All of the data below needs to be set down again, exactly as shown.

####

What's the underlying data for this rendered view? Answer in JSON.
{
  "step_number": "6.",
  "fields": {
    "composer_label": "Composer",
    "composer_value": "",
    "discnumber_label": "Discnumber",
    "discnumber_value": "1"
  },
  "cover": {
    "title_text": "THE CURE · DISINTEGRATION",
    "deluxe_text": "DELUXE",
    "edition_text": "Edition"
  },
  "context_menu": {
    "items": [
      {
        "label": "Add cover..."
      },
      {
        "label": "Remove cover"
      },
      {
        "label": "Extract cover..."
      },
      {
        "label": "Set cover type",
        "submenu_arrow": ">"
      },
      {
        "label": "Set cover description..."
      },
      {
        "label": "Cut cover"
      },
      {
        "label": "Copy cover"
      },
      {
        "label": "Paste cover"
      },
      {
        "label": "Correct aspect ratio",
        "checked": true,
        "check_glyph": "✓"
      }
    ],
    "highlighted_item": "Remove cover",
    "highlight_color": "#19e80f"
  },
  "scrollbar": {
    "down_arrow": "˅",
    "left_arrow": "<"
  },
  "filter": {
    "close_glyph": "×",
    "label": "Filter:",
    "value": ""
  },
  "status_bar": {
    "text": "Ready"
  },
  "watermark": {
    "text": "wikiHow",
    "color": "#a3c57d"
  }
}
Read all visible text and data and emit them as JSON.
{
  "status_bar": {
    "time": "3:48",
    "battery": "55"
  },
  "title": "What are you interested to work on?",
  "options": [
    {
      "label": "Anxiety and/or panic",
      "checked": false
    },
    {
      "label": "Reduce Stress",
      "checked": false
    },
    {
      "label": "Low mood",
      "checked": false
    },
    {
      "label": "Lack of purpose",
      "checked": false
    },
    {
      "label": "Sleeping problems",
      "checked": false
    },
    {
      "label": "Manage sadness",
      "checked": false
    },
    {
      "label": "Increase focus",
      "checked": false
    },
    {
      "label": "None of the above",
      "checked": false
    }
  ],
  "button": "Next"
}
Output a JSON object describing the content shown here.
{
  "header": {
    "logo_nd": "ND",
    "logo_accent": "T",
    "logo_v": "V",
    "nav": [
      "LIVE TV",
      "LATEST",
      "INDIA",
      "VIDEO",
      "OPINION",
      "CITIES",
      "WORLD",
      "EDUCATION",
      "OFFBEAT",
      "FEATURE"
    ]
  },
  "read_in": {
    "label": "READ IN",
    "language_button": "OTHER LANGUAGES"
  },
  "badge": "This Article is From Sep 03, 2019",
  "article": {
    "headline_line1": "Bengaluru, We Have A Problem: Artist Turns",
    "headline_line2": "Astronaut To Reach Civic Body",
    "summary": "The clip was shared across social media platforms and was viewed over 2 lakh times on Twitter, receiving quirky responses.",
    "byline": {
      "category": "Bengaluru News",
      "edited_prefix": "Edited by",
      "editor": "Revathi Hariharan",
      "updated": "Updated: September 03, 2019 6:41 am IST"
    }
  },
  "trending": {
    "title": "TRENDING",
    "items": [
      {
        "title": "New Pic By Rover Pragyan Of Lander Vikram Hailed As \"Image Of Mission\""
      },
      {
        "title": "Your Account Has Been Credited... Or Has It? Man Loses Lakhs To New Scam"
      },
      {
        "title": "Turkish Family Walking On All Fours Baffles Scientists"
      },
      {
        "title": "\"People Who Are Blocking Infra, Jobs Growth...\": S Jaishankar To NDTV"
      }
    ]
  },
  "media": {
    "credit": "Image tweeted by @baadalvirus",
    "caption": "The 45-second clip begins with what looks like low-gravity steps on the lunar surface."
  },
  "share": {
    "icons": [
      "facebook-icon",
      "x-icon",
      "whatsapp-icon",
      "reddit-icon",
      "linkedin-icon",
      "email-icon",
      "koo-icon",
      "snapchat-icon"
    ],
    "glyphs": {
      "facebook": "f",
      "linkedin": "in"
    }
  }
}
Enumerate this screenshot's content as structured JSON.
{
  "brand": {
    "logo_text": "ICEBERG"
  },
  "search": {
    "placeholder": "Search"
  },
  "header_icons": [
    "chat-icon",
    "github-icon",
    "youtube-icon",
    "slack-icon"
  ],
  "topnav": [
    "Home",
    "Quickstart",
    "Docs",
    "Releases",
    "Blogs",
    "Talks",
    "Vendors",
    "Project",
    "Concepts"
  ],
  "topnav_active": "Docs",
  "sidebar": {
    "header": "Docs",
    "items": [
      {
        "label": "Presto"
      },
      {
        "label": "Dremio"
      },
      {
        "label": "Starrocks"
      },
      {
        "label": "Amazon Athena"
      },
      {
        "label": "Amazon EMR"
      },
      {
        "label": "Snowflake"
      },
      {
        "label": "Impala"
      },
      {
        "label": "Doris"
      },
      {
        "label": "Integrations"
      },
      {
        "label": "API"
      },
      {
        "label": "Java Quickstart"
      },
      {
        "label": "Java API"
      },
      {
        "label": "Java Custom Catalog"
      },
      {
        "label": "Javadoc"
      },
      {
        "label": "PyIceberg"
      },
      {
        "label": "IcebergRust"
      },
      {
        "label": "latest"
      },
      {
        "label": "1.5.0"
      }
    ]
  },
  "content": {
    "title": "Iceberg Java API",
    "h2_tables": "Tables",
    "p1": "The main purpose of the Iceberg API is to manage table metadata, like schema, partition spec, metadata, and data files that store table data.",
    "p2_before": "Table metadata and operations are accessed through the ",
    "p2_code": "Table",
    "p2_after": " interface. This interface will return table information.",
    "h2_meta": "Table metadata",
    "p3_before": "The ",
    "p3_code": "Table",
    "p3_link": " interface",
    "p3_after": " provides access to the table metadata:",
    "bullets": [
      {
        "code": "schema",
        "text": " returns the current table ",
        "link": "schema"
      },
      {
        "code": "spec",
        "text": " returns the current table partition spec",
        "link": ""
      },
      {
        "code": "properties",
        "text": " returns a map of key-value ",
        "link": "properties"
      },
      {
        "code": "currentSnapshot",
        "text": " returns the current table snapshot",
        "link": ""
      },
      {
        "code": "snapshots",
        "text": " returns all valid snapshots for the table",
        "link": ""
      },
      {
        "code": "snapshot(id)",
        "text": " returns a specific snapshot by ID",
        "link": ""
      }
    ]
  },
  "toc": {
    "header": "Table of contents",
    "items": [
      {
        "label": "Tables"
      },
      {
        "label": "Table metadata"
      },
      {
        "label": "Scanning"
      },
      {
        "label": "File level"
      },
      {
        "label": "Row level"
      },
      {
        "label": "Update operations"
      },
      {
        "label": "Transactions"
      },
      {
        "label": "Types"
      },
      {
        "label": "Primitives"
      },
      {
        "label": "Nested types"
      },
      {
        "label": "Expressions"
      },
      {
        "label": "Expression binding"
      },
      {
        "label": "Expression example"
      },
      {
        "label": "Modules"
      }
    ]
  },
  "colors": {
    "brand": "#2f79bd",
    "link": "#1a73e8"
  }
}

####

▸ **ANSWER SPACE**
What's the underlying data for this rendered view? Answer in JSON.
{
  "step_number": "6.",
  "fields": {
    "composer_label": "Composer",
    "composer_value": "",
    "discnumber_label": "Discnumber",
    "discnumber_value": "1"
  },
  "cover": {
    "title_text": "THE CURE · DISINTEGRATION",
    "deluxe_text": "DELUXE",
    "edition_text": "Edition"
  },
  "context_menu": {
    "items": [
      {
        "label": "Add cover..."
      },
      {
        "label": "Remove cover"
      },
      {
        "label": "Extract cover..."
      },
      {
        "label": "Set cover type",
        "submenu_arrow": ">"
      },
      {
        "label": "Set cover description..."
      },
      {
        "label": "Cut cover"
      },
      {
        "label": "Copy cover"
      },
      {
        "label": "Paste cover"
      },
      {
        "label": "Correct aspect ratio",
        "checked": true,
        "check_glyph": "✓"
      }
    ],
    "highlighted_item": "Remove cover",
    "highlight_color": "#19e80f"
  },
  "scrollbar": {
    "down_arrow": "˅",
    "left_arrow": "<"
  },
  "filter": {
    "close_glyph": "×",
    "label": "Filter:",
    "value": ""
  },
  "status_bar": {
    "text": "Ready"
  },
  "watermark": {
    "text": "wikiHow",
    "color": "#a3c57d"
  }
}
Read all visible text and data and emit them as JSON.
{
  "status_bar": {
    "time": "3:48",
    "battery": "55"
  },
  "title": "What are you interested to work on?",
  "options": [
    {
      "label": "Anxiety and/or panic",
      "checked": false
    },
    {
      "label": "Reduce Stress",
      "checked": false
    },
    {
      "label": "Low mood",
      "checked": false
    },
    {
      "label": "Lack of purpose",
      "checked": false
    },
    {
      "label": "Sleeping problems",
      "checked": false
    },
    {
      "label": "Manage sadness",
      "checked": false
    },
    {
      "label": "Increase focus",
      "checked": false
    },
    {
      "label": "None of the above",
      "checked": false
    }
  ],
  "button": "Next"
}
Output a JSON object describing the content shown here.
{
  "header": {
    "logo_nd": "ND",
    "logo_accent": "T",
    "logo_v": "V",
    "nav": [
      "LIVE TV",
      "LATEST",
      "INDIA",
      "VIDEO",
      "OPINION",
      "CITIES",
      "WORLD",
      "EDUCATION",
      "OFFBEAT",
      "FEATURE"
    ]
  },
  "read_in": {
    "label": "READ IN",
    "language_button": "OTHER LANGUAGES"
  },
  "badge": "This Article is From Sep 03, 2019",
  "article": {
    "headline_line1": "Bengaluru, We Have A Problem: Artist Turns",
    "headline_line2": "Astronaut To Reach Civic Body",
    "summary": "The clip was shared across social media platforms and was viewed over 2 lakh times on Twitter, receiving quirky responses.",
    "byline": {
      "category": "Bengaluru News",
      "edited_prefix": "Edited by",
      "editor": "Revathi Hariharan",
      "updated": "Updated: September 03, 2019 6:41 am IST"
    }
  },
  "trending": {
    "title": "TRENDING",
    "items": [
      {
        "title": "New Pic By Rover Pragyan Of Lander Vikram Hailed As \"Image Of Mission\""
      },
      {
        "title": "Your Account Has Been Credited... Or Has It? Man Loses Lakhs To New Scam"
      },
      {
        "title": "Turkish Family Walking On All Fours Baffles Scientists"
      },
      {
        "title": "\"People Who Are Blocking Infra, Jobs Growth...\": S Jaishankar To NDTV"
      }
    ]
  },
  "media": {
    "credit": "Image tweeted by @baadalvirus",
    "caption": "The 45-second clip begins with what looks like low-gravity steps on the lunar surface."
  },
  "share": {
    "icons": [
      "facebook-icon",
      "x-icon",
      "whatsapp-icon",
      "reddit-icon",
      "linkedin-icon",
      "email-icon",
      "koo-icon",
      "snapchat-icon"
    ],
    "glyphs": {
      "facebook": "f",
      "linkedin": "in"
    }
  }
}
Enumerate this screenshot's content as structured JSON.
{
  "brand": {
    "logo_text": "ICEBERG"
  },
  "search": {
    "placeholder": "Search"
  },
  "header_icons": [
    "chat-icon",
    "github-icon",
    "youtube-icon",
    "slack-icon"
  ],
  "topnav": [
    "Home",
    "Quickstart",
    "Docs",
    "Releases",
    "Blogs",
    "Talks",
    "Vendors",
    "Project",
    "Concepts"
  ],
  "topnav_active": "Docs",
  "sidebar": {
    "header": "Docs",
    "items": [
      {
        "label": "Presto"
      },
      {
        "label": "Dremio"
      },
      {
        "label": "Starrocks"
      },
      {
        "label": "Amazon Athena"
      },
      {
        "label": "Amazon EMR"
      },
      {
        "label": "Snowflake"
      },
      {
        "label": "Impala"
      },
      {
        "label": "Doris"
      },
      {
        "label": "Integrations"
      },
      {
        "label": "API"
      },
      {
        "label": "Java Quickstart"
      },
      {
        "label": "Java API"
      },
      {
        "label": "Java Custom Catalog"
      },
      {
        "label": "Javadoc"
      },
      {
        "label": "PyIceberg"
      },
      {
        "label": "IcebergRust"
      },
      {
        "label": "latest"
      },
      {
        "label": "1.5.0"
      }
    ]
  },
  "content": {
    "title": "Iceberg Java API",
    "h2_tables": "Tables",
    "p1": "The main purpose of the Iceberg API is to manage table metadata, like schema, partition spec, metadata, and data files that store table data.",
    "p2_before": "Table metadata and operations are accessed through the ",
    "p2_code": "Table",
    "p2_after": " interface. This interface will return table information.",
    "h2_meta": "Table metadata",
    "p3_before": "The ",
    "p3_code": "Table",
    "p3_link": " interface",
    "p3_after": " provides access to the table metadata:",
    "bullets": [
      {
        "code": "schema",
        "text": " returns the current table ",
        "link": "schema"
      },
      {
        "code": "spec",
        "text": " returns the current table partition spec",
        "link": ""
      },
      {
        "code": "properties",
        "text": " returns a map of key-value ",
        "link": "properties"
      },
      {
        "code": "currentSnapshot",
        "text": " returns the current table snapshot",
        "link": ""
      },
      {
        "code": "snapshots",
        "text": " returns all valid snapshots for the table",
        "link": ""
      },
      {
        "code": "snapshot(id)",
        "text": " returns a specific snapshot by ID",
        "link": ""
      }
    ]
  },
  "toc": {
    "header": "Table of contents",
    "items": [
      {
        "label": "Tables"
      },
      {
        "label": "Table metadata"
      },
      {
        "label": "Scanning"
      },
      {
        "label": "File level"
      },
      {
        "label": "Row level"
      },
      {
        "label": "Update operations"
      },
      {
        "label": "Transactions"
      },
      {
        "label": "Types"
      },
      {
        "label": "Primitives"
      },
      {
        "label": "Nested types"
      },
      {
        "label": "Expressions"
      },
      {
        "label": "Expression binding"
      },
      {
        "label": "Expression example"
      },
      {
        "label": "Modules"
      }
    ]
  },
  "colors": {
    "brand": "#2f79bd",
    "link": "#1a73e8"
  }
}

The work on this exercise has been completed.